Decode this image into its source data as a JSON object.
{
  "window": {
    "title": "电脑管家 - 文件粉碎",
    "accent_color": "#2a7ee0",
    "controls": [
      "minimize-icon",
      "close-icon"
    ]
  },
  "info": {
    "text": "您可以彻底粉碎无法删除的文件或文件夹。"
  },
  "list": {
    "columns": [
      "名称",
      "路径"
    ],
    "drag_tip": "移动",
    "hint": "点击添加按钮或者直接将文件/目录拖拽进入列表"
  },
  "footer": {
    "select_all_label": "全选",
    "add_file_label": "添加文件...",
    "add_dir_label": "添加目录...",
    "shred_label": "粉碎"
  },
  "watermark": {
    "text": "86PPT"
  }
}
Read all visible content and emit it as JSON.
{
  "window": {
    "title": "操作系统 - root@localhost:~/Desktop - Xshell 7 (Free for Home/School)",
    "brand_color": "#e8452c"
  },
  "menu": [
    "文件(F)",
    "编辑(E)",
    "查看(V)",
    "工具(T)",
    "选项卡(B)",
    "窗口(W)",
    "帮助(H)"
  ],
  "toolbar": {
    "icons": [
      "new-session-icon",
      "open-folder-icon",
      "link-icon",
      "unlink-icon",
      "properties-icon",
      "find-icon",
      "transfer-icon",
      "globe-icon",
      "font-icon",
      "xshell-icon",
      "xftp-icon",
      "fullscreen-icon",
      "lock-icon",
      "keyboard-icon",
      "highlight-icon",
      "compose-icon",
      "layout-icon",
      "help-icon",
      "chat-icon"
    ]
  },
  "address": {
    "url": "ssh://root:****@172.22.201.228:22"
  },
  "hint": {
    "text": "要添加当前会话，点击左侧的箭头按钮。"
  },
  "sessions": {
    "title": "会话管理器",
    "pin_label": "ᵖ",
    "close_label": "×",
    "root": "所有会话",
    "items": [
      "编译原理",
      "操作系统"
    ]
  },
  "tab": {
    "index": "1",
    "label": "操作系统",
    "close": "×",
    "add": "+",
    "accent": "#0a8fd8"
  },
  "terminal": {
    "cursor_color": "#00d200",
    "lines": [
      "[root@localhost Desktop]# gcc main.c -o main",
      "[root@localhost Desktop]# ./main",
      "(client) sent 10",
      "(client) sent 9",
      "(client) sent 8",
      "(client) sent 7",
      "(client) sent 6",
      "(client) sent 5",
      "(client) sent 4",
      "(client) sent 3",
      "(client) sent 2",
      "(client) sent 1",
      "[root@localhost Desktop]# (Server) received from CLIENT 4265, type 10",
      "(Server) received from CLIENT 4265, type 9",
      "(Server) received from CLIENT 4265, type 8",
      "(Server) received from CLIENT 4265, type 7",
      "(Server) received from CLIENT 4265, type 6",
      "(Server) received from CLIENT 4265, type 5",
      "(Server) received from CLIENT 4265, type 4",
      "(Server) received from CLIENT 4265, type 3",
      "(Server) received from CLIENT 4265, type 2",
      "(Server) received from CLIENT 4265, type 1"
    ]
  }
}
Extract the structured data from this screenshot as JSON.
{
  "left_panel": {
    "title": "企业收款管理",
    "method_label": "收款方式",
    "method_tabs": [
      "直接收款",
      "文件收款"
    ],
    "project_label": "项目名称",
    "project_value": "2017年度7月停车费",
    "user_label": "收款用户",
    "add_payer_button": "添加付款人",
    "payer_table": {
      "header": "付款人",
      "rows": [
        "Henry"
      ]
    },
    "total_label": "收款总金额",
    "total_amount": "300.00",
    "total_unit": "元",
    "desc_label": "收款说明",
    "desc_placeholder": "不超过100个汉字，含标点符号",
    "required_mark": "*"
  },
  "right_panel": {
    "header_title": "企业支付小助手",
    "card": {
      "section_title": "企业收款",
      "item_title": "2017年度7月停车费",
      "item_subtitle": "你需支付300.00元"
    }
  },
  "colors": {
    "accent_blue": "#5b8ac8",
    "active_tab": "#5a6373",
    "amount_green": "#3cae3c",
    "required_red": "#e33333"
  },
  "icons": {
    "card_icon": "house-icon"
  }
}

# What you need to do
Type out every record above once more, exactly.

# Solved exercise
Decode this image into its source data as a JSON object.
{
  "window": {
    "title": "电脑管家 - 文件粉碎",
    "accent_color": "#2a7ee0",
    "controls": [
      "minimize-icon",
      "close-icon"
    ]
  },
  "info": {
    "text": "您可以彻底粉碎无法删除的文件或文件夹。"
  },
  "list": {
    "columns": [
      "名称",
      "路径"
    ],
    "drag_tip": "移动",
    "hint": "点击添加按钮或者直接将文件/目录拖拽进入列表"
  },
  "footer": {
    "select_all_label": "全选",
    "add_file_label": "添加文件...",
    "add_dir_label": "添加目录...",
    "shred_label": "粉碎"
  },
  "watermark": {
    "text": "86PPT"
  }
}
Read all visible content and emit it as JSON.
{
  "window": {
    "title": "操作系统 - root@localhost:~/Desktop - Xshell 7 (Free for Home/School)",
    "brand_color": "#e8452c"
  },
  "menu": [
    "文件(F)",
    "编辑(E)",
    "查看(V)",
    "工具(T)",
    "选项卡(B)",
    "窗口(W)",
    "帮助(H)"
  ],
  "toolbar": {
    "icons": [
      "new-session-icon",
      "open-folder-icon",
      "link-icon",
      "unlink-icon",
      "properties-icon",
      "find-icon",
      "transfer-icon",
      "globe-icon",
      "font-icon",
      "xshell-icon",
      "xftp-icon",
      "fullscreen-icon",
      "lock-icon",
      "keyboard-icon",
      "highlight-icon",
      "compose-icon",
      "layout-icon",
      "help-icon",
      "chat-icon"
    ]
  },
  "address": {
    "url": "ssh://root:****@172.22.201.228:22"
  },
  "hint": {
    "text": "要添加当前会话，点击左侧的箭头按钮。"
  },
  "sessions": {
    "title": "会话管理器",
    "pin_label": "ᵖ",
    "close_label": "×",
    "root": "所有会话",
    "items": [
      "编译原理",
      "操作系统"
    ]
  },
  "tab": {
    "index": "1",
    "label": "操作系统",
    "close": "×",
    "add": "+",
    "accent": "#0a8fd8"
  },
  "terminal": {
    "cursor_color": "#00d200",
    "lines": [
      "[root@localhost Desktop]# gcc main.c -o main",
      "[root@localhost Desktop]# ./main",
      "(client) sent 10",
      "(client) sent 9",
      "(client) sent 8",
      "(client) sent 7",
      "(client) sent 6",
      "(client) sent 5",
      "(client) sent 4",
      "(client) sent 3",
      "(client) sent 2",
      "(client) sent 1",
      "[root@localhost Desktop]# (Server) received from CLIENT 4265, type 10",
      "(Server) received from CLIENT 4265, type 9",
      "(Server) received from CLIENT 4265, type 8",
      "(Server) received from CLIENT 4265, type 7",
      "(Server) received from CLIENT 4265, type 6",
      "(Server) received from CLIENT 4265, type 5",
      "(Server) received from CLIENT 4265, type 4",
      "(Server) received from CLIENT 4265, type 3",
      "(Server) received from CLIENT 4265, type 2",
      "(Server) received from CLIENT 4265, type 1"
    ]
  }
}
Extract the structured data from this screenshot as JSON.
{
  "left_panel": {
    "title": "企业收款管理",
    "method_label": "收款方式",
    "method_tabs": [
      "直接收款",
      "文件收款"
    ],
    "project_label": "项目名称",
    "project_value": "2017年度7月停车费",
    "user_label": "收款用户",
    "add_payer_button": "添加付款人",
    "payer_table": {
      "header": "付款人",
      "rows": [
        "Henry"
      ]
    },
    "total_label": "收款总金额",
    "total_amount": "300.00",
    "total_unit": "元",
    "desc_label": "收款说明",
    "desc_placeholder": "不超过100个汉字，含标点符号",
    "required_mark": "*"
  },
  "right_panel": {
    "header_title": "企业支付小助手",
    "card": {
      "section_title": "企业收款",
      "item_title": "2017年度7月停车费",
      "item_subtitle": "你需支付300.00元"
    }
  },
  "colors": {
    "accent_blue": "#5b8ac8",
    "active_tab": "#5a6373",
    "amount_green": "#3cae3c",
    "required_red": "#e33333"
  },
  "icons": {
    "card_icon": "house-icon"
  }
}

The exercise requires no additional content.